The mean (± standard error) of each score was calculated at each time point: baseline, last day of radiotherapy, 3 months, and 1, 2, and 3 years after the completion of radiotherapy. Consistent with previous studies, only differences of greater than ten points on the transformed questionnaire scale were considered clinically meaningful
Data were analyzed by the intention-to-treat (ITT) principle. For each patient, the baseline HRQOL score was subtracted from the score at each subsequent time point. The average change at each time point was compared between treatment arms using the two-sample t
-test (Additional file
: adjusted QLQ mean scores.xls). A positive change indicated improvement of functioning or worsening of symptoms, and a negative change indicated worsening of functioning or improvement of symptoms. Proportions were compared using Fisher's exact test and mean scores were compared using the t-test (two-sided), with the level of significance set at p < 0.05. Mean scores were also compared using the Bonferroni correction and repeated measures ANOVA. Statistical analyses were conducted using JMP version 8.0.1 (SAS Institute Inc., Cary, NC, USA).

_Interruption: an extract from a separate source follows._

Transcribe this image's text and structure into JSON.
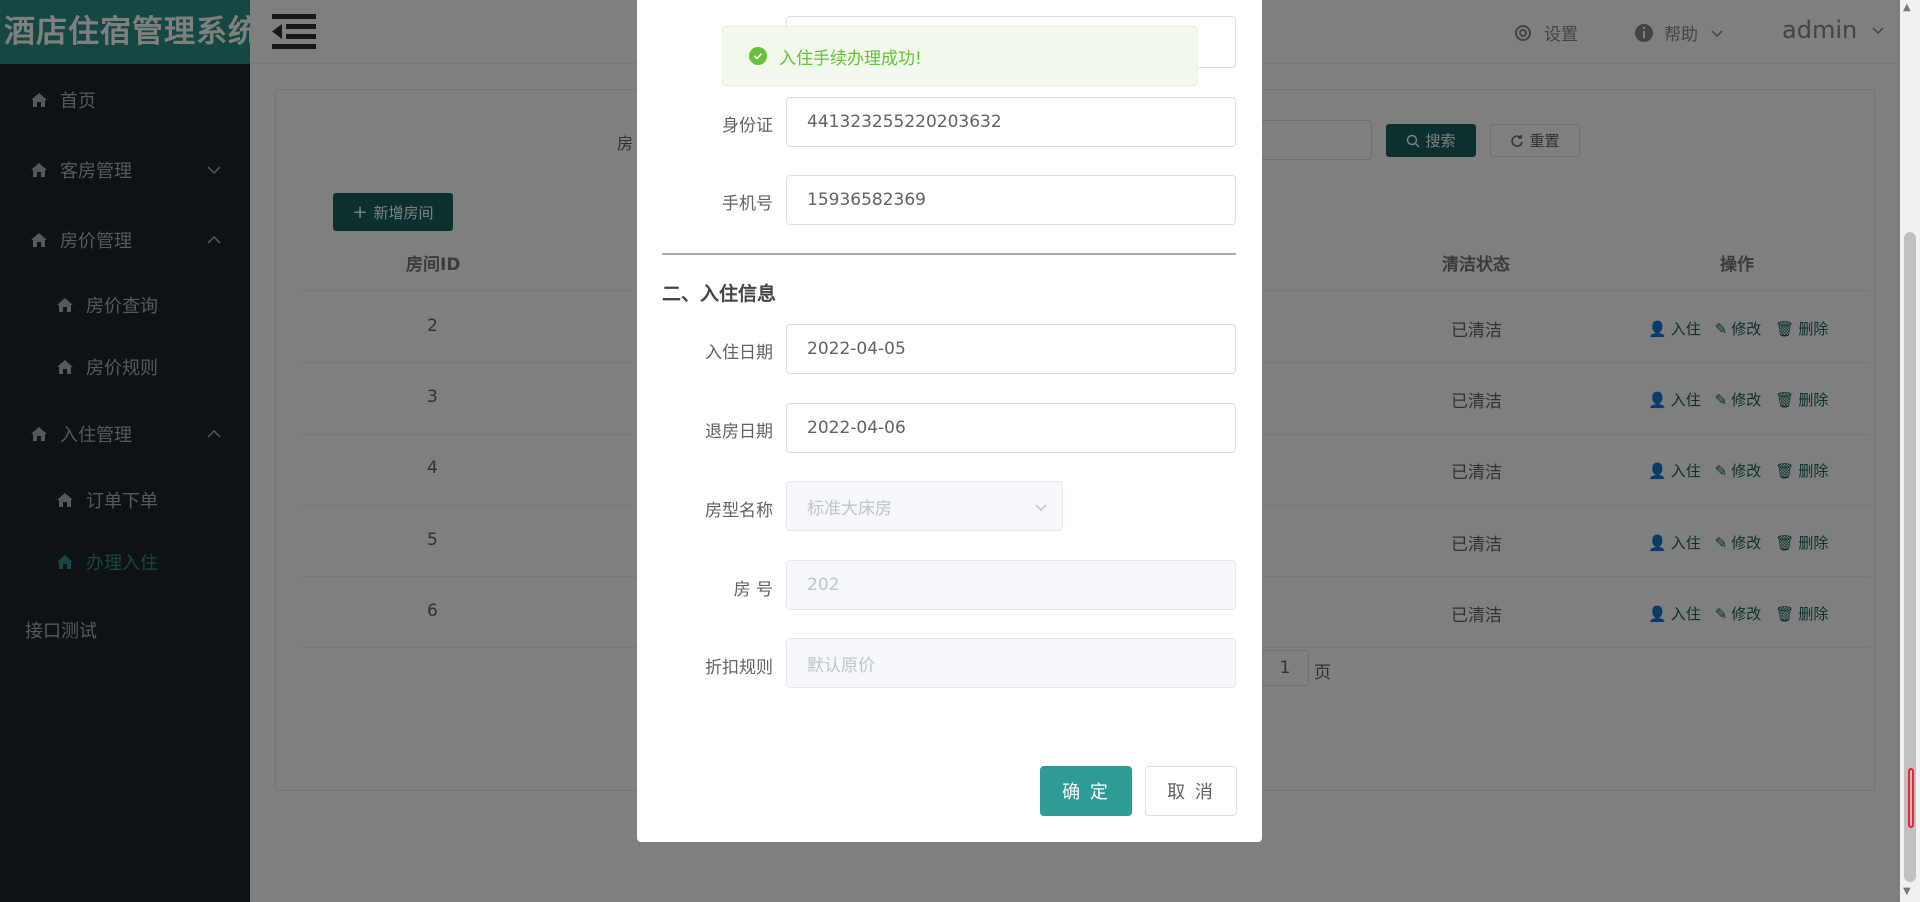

Efron's biased coin design was used to randomize patients to treatment arms
]. Patients in each treatment arm (CR and TT) were stratified by nodal status, type of surgery, and chemotherapy sequence. The baseline patient and tumor characteristics, adjuvant radio-chemotherapy schedules, and hormonal treatments are presented in Table
Baseline quality of life scores
The mean baseline scores of the EORTC QLQ-C30 and BR-23 questionnaires in each treatment arm are shown in Table
. There were no significant differences in any of the scores between treatment arms at baseline. Only eight CR patients and 13 TT patients had hair loss at baseline. Of these, two CR patients and five TT patients who had received adjuvant chemotherapy before the start of radiotherapy described the hair loss as "very much" at baseline, and the other patients with hair loss due to other reasons described it as "quite a bit" at baseline. Some patients did not answer the questions about sexual functioning and enjoyment for personal reasons (such as religion or being widowed).
Baseline mean scores (SD) by treatment arm